# Oscillations numerical: springs arranged in series

My question is:

Springs $k_1,k_2,k_3$ are arranged in series with a mass $m$ as given in the image:

We have to find $k_{\text{eq}}$ if the time period is given as $T= 2\pi\sqrt{\dfrac{m}{k_{\text{eq}}}}$.

I saw the solution and there the book has written that $X=x_1+ x_2 + x_3$. Can someone explain this?

Also force given by each spring is the same ($=F$) and $F$ is the net force experienced by the mass. Shouldn't the forces add?

Since the springs are connected in series the total displace of the mass would just be the sum of displacements of the individual springs.

This is the diagram,

For the points $A$, and $B$; I apply newton's second law:

$$k_2(\Delta x)_2-k_1(\Delta x)_1=m_A \frac{d^2x_1}{dt^2}=0 \implies k_2(\Delta x)_2=k_1(\Delta x)_1$$
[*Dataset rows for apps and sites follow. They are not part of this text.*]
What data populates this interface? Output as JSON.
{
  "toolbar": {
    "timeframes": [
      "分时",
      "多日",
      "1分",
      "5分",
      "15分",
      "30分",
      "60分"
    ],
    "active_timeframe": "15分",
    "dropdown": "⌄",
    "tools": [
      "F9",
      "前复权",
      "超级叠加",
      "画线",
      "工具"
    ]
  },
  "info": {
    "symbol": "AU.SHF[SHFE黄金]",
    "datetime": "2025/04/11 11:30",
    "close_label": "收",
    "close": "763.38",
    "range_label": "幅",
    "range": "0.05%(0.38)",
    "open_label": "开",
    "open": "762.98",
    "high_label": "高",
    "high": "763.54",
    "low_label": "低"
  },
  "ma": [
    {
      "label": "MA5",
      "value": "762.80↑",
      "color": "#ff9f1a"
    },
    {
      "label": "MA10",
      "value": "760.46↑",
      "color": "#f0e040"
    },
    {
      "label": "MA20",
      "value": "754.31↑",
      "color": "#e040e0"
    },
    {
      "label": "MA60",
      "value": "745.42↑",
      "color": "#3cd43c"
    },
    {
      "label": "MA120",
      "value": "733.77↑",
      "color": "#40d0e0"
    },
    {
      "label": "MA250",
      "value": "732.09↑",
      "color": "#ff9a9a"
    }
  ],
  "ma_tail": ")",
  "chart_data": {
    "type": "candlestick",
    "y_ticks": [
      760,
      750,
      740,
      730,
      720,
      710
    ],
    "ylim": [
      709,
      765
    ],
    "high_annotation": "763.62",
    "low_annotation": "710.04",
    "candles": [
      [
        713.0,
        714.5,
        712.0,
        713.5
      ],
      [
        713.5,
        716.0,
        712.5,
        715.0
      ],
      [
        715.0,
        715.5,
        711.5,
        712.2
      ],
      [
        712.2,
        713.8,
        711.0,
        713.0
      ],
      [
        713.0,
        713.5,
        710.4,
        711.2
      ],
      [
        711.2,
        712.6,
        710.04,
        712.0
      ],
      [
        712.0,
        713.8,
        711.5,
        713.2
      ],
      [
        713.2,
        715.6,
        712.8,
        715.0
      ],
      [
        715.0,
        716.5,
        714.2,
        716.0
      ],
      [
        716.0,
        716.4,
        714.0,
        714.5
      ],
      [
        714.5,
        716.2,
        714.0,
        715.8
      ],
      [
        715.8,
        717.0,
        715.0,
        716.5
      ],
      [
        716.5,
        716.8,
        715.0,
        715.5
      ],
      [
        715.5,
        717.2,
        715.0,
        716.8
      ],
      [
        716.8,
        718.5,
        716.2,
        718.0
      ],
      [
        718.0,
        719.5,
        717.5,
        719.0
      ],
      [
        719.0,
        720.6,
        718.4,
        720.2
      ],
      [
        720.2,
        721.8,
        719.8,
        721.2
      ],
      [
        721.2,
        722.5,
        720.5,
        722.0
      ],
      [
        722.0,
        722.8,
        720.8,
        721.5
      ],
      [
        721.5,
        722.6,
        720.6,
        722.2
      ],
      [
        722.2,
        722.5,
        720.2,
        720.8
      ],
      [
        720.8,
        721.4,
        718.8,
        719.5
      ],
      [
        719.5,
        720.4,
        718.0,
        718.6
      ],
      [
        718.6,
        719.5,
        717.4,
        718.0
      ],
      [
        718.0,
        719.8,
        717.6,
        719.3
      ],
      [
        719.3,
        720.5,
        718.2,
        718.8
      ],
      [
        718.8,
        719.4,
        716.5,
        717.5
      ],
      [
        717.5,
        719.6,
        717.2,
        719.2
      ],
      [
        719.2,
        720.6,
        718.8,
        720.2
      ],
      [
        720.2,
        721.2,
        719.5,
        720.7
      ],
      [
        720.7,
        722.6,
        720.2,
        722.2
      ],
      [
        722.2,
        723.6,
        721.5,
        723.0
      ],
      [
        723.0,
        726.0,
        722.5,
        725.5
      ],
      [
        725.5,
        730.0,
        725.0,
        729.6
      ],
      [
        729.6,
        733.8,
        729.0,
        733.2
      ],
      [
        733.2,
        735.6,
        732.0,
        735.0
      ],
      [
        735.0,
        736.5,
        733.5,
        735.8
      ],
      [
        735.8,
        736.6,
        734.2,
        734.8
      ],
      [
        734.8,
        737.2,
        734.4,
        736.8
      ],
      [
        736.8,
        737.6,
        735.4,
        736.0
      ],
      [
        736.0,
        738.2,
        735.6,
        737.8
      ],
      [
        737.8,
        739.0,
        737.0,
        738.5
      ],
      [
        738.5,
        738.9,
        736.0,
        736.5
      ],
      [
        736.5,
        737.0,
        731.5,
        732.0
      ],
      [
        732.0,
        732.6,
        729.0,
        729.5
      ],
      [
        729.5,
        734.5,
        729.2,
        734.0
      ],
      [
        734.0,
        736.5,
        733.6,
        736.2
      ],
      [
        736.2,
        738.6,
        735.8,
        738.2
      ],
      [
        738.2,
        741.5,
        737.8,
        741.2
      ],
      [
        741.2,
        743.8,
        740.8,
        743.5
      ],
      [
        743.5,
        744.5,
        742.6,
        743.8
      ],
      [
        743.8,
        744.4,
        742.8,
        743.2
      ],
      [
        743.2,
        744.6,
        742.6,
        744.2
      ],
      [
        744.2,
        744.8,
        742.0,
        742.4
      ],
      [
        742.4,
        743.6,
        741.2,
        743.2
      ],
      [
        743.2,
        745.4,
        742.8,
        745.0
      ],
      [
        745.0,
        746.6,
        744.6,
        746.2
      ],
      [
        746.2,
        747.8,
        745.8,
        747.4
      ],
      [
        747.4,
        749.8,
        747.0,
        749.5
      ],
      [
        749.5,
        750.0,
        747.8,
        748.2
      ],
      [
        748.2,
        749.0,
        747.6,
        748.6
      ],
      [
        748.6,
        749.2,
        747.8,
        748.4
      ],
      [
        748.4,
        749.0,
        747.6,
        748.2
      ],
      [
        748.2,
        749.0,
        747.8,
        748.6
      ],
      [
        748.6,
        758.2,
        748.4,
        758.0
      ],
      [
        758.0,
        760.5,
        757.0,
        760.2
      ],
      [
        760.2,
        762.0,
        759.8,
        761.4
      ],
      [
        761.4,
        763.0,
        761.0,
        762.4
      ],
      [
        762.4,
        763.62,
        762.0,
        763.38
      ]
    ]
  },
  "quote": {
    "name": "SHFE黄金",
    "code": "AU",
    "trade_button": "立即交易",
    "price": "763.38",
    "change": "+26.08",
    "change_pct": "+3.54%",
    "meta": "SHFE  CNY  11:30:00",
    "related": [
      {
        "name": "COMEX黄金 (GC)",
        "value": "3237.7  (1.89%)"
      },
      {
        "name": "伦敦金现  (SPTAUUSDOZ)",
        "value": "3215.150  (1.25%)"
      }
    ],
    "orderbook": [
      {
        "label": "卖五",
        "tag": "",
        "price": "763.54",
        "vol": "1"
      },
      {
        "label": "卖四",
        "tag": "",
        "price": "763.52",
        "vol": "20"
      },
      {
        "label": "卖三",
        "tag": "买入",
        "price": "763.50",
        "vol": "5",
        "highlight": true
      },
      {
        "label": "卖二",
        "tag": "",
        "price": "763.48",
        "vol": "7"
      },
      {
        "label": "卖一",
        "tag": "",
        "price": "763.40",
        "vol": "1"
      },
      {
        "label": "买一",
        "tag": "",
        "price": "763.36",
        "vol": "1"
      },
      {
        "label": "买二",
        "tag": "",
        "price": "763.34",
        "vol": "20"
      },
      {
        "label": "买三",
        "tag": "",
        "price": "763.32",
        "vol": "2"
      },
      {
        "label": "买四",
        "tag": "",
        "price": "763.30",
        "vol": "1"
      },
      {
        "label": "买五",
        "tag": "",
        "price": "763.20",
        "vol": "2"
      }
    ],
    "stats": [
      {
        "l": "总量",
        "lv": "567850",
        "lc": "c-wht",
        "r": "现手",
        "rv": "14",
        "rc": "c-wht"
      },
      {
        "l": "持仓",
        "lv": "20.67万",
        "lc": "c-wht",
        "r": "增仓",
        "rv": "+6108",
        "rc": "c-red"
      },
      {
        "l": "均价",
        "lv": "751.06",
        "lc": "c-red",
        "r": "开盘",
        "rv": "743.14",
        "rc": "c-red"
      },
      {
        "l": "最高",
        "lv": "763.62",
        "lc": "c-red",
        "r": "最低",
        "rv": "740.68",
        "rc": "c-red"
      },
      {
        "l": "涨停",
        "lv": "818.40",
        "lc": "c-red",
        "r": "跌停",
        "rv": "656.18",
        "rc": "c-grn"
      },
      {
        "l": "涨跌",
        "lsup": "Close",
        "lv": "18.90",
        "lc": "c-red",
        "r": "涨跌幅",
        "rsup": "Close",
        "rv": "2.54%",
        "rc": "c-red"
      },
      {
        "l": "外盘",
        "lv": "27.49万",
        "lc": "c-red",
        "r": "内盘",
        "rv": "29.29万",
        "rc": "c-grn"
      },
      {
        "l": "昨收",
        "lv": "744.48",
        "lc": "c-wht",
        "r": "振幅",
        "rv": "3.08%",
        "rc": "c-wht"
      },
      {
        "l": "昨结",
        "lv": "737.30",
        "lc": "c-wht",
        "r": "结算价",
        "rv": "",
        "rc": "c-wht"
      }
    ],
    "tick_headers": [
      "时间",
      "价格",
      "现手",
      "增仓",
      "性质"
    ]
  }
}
$$k_3(\Delta x)_3-k_2(\Delta x)_2=m_B \frac{d^2x_2}{dt^2}=0 \implies k_3(\Delta x)_3=k_2(\Delta x)_2$$

So,

$$k_3(\Delta x)_3=k_2(\Delta x)_2=k_1(\Delta x)_1$$

The equivalent spring force must be of the form,

$$F_{eq}=k_{eq}(\Delta X)$$

We know that $\Delta X=(\Delta x)_1+(\Delta x)_2+(\Delta x)_3$,

$$F_{eq}=k_{eq}((\Delta x)_1+(\Delta x)_2+(\Delta x)_3)$$ $$F_{eq}=k_{eq}(\frac{k_1(\Delta x)_1}{k_1}+\frac{k_2(\Delta x)_2}{k_2}+\frac{k_3(\Delta x)_3}{k_3})$$

According to $k_3(\Delta x)_3=k_2(\Delta x)_2=k_1(\Delta x)_1$,

$$k_{eq}=\frac1{\frac1{k_1}+\frac1{k_2}+\frac1{k_3}}$$

• What does x¨2 and x¨1 stand for?and how can Feq be equal to F (individual force given by a spring)? – Physkiz Dec 31 '16 at 3:21
• @Physkiz see the edit please. I didn't use any force this time. It was nonsense. That double dot means second derivative with respect to time. – AHB Dec 31 '16 at 5:10